A Case of Seasonal Recurrent Myopericarditis? Tough to Say!
Author Affiliations
  • Lovely Chhabra, MD
    Department of Cardiovascular Medicine, Hartford Hospital, University of Connecticut School of Medicine
Article Information
Cardiovascular Disorders
Letters to the Editor   |   July 2014
A Case of Seasonal Recurrent Myopericarditis? Tough to Say!
The Journal of the American Osteopathic Association, July 2014, Vol. 114, 532. doi:10.7556/jaoa.2014.105
The Journal of the American Osteopathic Association, July 2014, Vol. 114, 532. doi:10.7556/jaoa.2014.105
To the Editor: 
We read with great interest the case report by Divoky and Wilford1 published in the January 2014 issue of The Journal of the American Osteopathic Association. The authors described a case of an intermittent relapsing form of recurrent myopericarditis that appeared to have a seasonal correlation. The authors referred to it as seasonal recurrent myopericarditis. 
Although it was an interesting and well-written report, we would like to highlight our observations about the case. The first and subsequent symptoms of recurrent pericarditis can often occur at variable times after the initial attack, but symptoms usually recur within 18 months.2,3 Arbitrarily, a 6-week period is used to differentiate 2 forms of recurrent pericarditis: intermittent relapsing form (in which patients may have symptom-free intervals of more than 6 weeks without therapy) and incessant form (in which discontinuation of anti-inflammatory therapy always results in symptoms within 6 weeks).3 The use of corticosteroids as a first-line treatment in acute pericarditis is one of the strongest risk factors for future episodes of relapsing pericarditis and reduces the efficacy of colchicine.3-6 The early use of steroids may augment viral replication, thus causing increased viral antigen exposure in viral or idiopathic pericarditis and thus increasing the risk for relapsing pericarditis.3-6 In the presented case,1 the patient was discharged while taking oral steroids (for unclear reasons) after his first attack of viral myopericarditis, despite clinical improvement with nonsteroidal anti-inflammatory drugs (NSAIDs) and colchicine. The oral steroids could have triggered the patient's recurrent symptoms. With the exception of underlying connective tissue disease, ongoing steroid use, pregnancy, or previously demonstrated failure of the standard therapy (NSAIDs or colchicine), steroids are rarely the initial choice of therapy in patients with acute pericarditis.4 

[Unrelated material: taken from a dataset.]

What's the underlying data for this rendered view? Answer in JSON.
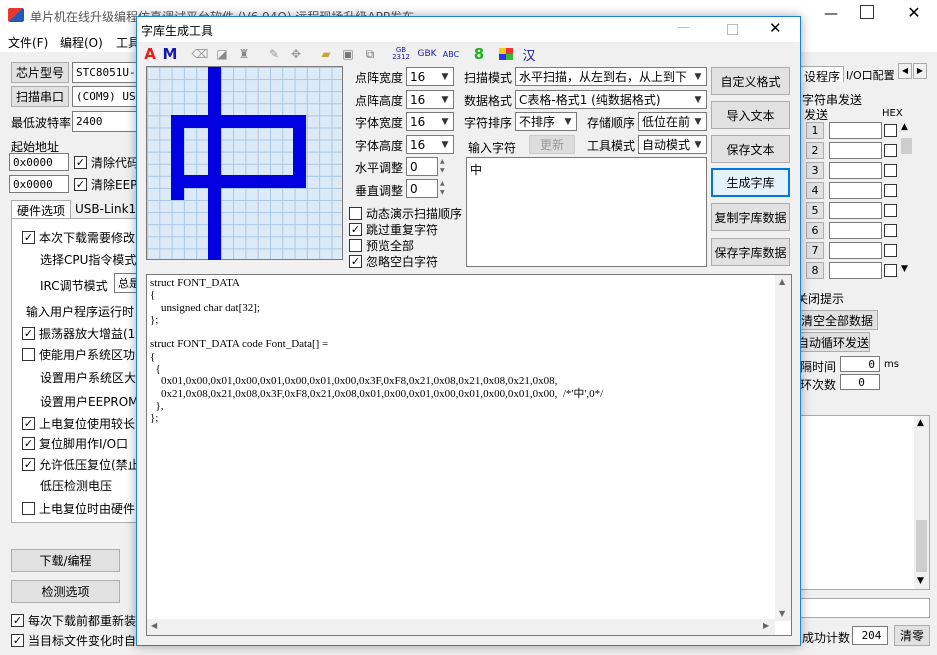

Additionally, patients with previous herpes infection (especially herpetic pericarditis) can have symptoms similar to recurrent pericarditis (similar to Mollaret meningitis), especially patients with an immunocompromised status. Although herpetic pericarditis appeared unlikely for the described patient for the reasons the authors described, this possibility should be remembered. 
The authors stated, “From an immunologic standpoint, the seasonal aspect of this case does not necessarily support a viral etiologic process because immunity would develop after the first illness—unless a different organism was responsible each time.”1 We disagree with this statement. Idiopathic pericarditis is often viral in nature, and at least 15% to 20% of patients experience a recurrence.3 Another example of a potential viral etiologic process is a reactivation of the herpes infection in patients with herpetic pericarditis. 
One additional differential consideration to the presented case is drug-induced myopericarditis, as suggested by the paroxysmal use of cannabis in this patient (confirmed with positive drug screen results). Cannabis is a known potential trigger for the recurrence of pericarditis by inducing inflammation.7 We believe that it is possible that a combination of these triggers may have played a role in the patient's recurrent symptoms, rather than a mere seasonal preponderance as defined. 
References
Divoky L, Wilford RD. A case of seasonal recurrent myopericarditis. J Am Osteopath Assoc. 2014;114(1):52-55. doi:10.7556/jaoa.2014.007. [CrossRef] [PubMed]
Imazio M, Demichelis B, Parrini Iet al. Management, risk factors, and outcomes in recurrent pericarditis. Am J Cardiol. 2005;96(5):736-739. [CrossRef] [PubMed]
Chhabra L, Spodick DH. Pericardial disease in the elderly. In: Aronow WS, Fleg JL, Rich MW, eds. Tresch and Aronow's Cardiovascular Disease in the Elderly. 5th ed. Boca Raton, FL: CRC Press; 2014:644-668.
Chhabra L, Spodick DH. Letter by Chhabra and Spodick regarding article, “Treatment of acute and recurrent idiopathic pericarditis.” Circulation. 2013;128(19):e391. doi:10.1161/CIRCULATIONAHA.113.003737. [CrossRef] [PubMed]
Imazio M, Trinchero R. Myopericarditis: etiology, management, and prognosis [published online January 24, 2008]. Int J Cardiol. 2008;127(1): 17-26. doi:10.1016/j.ijcard.2007.10.053. [CrossRef] [PubMed]
Artom G, Koren-Morag N, Spodick DHet al. Pretreatment with corticosteroids attenuates the efficacy of colchicine in preventing recurrent pericarditis: a multi-centre all-case analysis [published online August 8, 2005]. Eur Heart J. 2005;26(7):723-727. [CrossRef] [PubMed]
Jouanjus E, Leymarie F, Tubery M, Lapeyre-Mestre M. Cannabis-related hospitalizations: unexpected serious events identified through hospital databases. Br J Clin Pharmacol. 2011;71(5):758-765. doi:10.111/j.1365-2125.2010.03897.x. [CrossRef] [PubMed]